their resulting familiarity allows minimizing the cognitive effort of a hearer,
when repeatedly processing an inferential path. ''Pragmatic routines are a kind
of cognitive procedure that might be expected to develop given the Cognitive
Principle of Relevance. Use of available pragmatic routines is encouraged by the
Communicative Principle of Relevance since they make an utterance particularly
easy to process in a way that is likely to satisfy expectations of relevance''
(p. 118). Satisfying expectations, not of relevance (as in RT) but of
coordination problems in communication, is tied in Lewis' ( 2002)
philosophical approach to convention, a primary category of linguistic units.
Vega Moreno argues for the processing of familiar (linguistic) stimuli to
develop routines for minimizing cognitive processing effort, and that this
mechanism does not only apply to utterance interpretation but is rather a
characteristic attribute of cognition. Apart from the cognitively interesting
point, the development of pragmatic routines sheds light on the balance of
conventionality and creativity of language use. This idea is also central to
Nelson Goodman's (1976) theory of symbols. According to Goodman, realism of
representation (contrary to invention) is a matter of a relationship between a
system of representation and a standard system.
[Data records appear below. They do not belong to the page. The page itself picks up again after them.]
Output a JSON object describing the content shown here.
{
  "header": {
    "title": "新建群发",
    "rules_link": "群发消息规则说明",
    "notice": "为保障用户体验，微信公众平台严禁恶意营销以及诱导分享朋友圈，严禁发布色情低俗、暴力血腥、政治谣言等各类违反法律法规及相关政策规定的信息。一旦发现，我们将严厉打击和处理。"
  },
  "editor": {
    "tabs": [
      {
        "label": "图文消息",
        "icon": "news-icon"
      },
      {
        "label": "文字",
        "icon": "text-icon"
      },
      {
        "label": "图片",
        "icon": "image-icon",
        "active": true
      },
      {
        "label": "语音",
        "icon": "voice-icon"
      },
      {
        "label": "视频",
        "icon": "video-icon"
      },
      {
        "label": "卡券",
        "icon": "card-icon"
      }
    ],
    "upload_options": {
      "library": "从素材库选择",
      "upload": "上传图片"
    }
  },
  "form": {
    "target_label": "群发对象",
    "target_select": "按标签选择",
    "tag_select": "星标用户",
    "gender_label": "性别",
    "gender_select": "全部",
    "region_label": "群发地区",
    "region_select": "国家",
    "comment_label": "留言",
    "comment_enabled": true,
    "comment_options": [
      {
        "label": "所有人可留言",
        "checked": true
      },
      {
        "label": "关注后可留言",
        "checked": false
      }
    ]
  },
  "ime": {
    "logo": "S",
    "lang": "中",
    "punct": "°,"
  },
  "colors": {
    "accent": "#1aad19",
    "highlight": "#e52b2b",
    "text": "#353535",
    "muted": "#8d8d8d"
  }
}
Realistic representation
(realism) is not a case of imitation or illusion, but of inculcation, which
means that ''realism is a matter of habit'' (Goodman 1976:38). Under this
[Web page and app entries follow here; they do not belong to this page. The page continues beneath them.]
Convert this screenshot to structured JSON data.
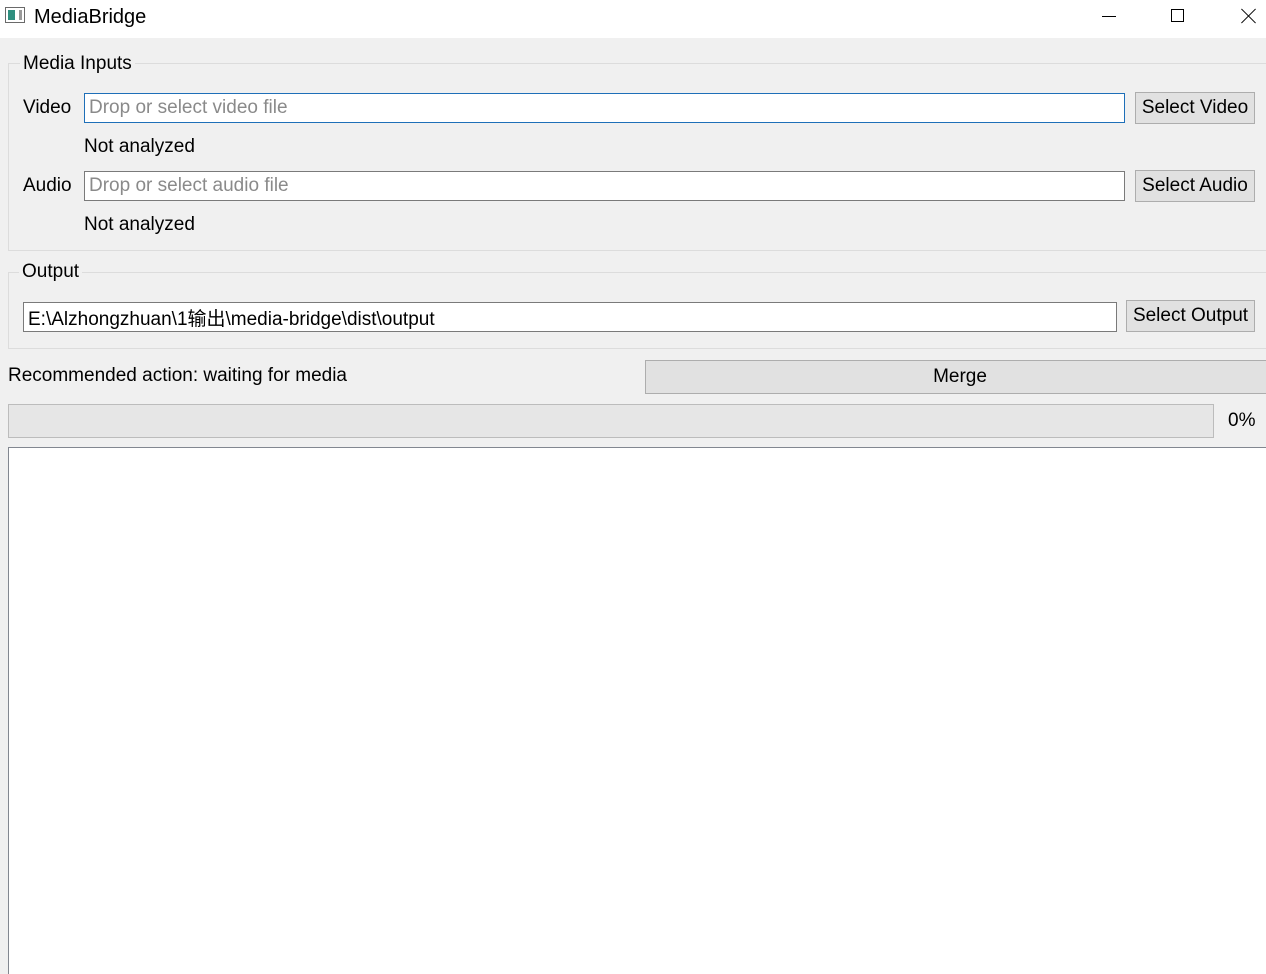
{
  "window": {
    "title": "MediaBridge"
  },
  "media_inputs": {
    "group_title": "Media Inputs",
    "video": {
      "label": "Video",
      "value": "",
      "placeholder": "Drop or select video file",
      "button": "Select Video",
      "status": "Not analyzed"
    },
    "audio": {
      "label": "Audio",
      "value": "",
      "placeholder": "Drop or select audio file",
      "button": "Select Audio",
      "status": "Not analyzed"
    }
  },
  "output": {
    "group_title": "Output",
    "path": "E:\\Alzhongzhuan\\1输出\\media-bridge\\dist\\output",
    "button": "Select Output"
  },
  "action": {
    "recommendation": "Recommended action: waiting for media",
    "merge_button": "Merge"
  },
  "progress": {
    "value": 0,
    "label": "0%"
  },
  "log": {
    "text": ""
  }
}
perspective creativity and convention become floating boundaries which gradually
appear through concrete language use. What Vega Moreno argues for being a
cognitive procedure, sheds light on the symbolic procedures in a symbolic theory
framework. Even for those primarily interested in the latter processes, Vega
Moreno's ambitious book is an inspiring and absorbing reading.
Black, Max. ( 1962). ''Metaphor.'' In: _Models and Metaphors_. Ithaca,
London: Cornell University Press, 25- 47.
Goodman, Nelson. (1976). _Languages of Arts_. Indianapolis, Cambridge: Hackett.
Levinson, Stephen. (2000). _Presumptive Meanings. The Theory of Generalized
Conversational Implicature_. Cambridge, Massachusetts: MIT Press.
Lewis, David. ( 2002). _Convention_. Oxford: Blackwell.
Papafragou, Anna. (2002). ''Mindreading and Verbal Communication''. _Mind &
Language_, 17 (1/2), pp. 55–67.
Sperber, Dan & Wilson, Deirdre. ( 1995). _Relevance. Communication &
Cognition_. Oxford: Blackwell.
Sperber, Dan & Wilson, Deirdre. (2008). ''Relevance Theory''. In Horn, Laurence R.
& Ward, Gregory (eds.): _The Handbook of Pragmatics_. Oxford: Blackwell, 607- 632.
Wilson, Deirdre. (2000). ''Metarepresentation in linguistic communication''. In
Sperber, Dan (ed.): _Metarepresentations_. Oxford: Oxford University Press, 411-
ABOUT THE REVIEWER
Jörg Jost teaches at the University of Cologne, IDSL II. He holds a PhD in
Linguistics from RWTH Aachen University. His 2007 book (in German) is _Topos und
Metapher. Zur Pragmatik und Rhetorik des Verständlichmachens_ (_Topos and
Metaphor. The Pragmatics and the Rhetoric of Enhancing Comprehension_). Current
research interests in the field of pragmatics concern metaphors and
implicatures. In the field of applied linguistics he is interested in
communication in educational contexts and in the pragmatics of writing competencies.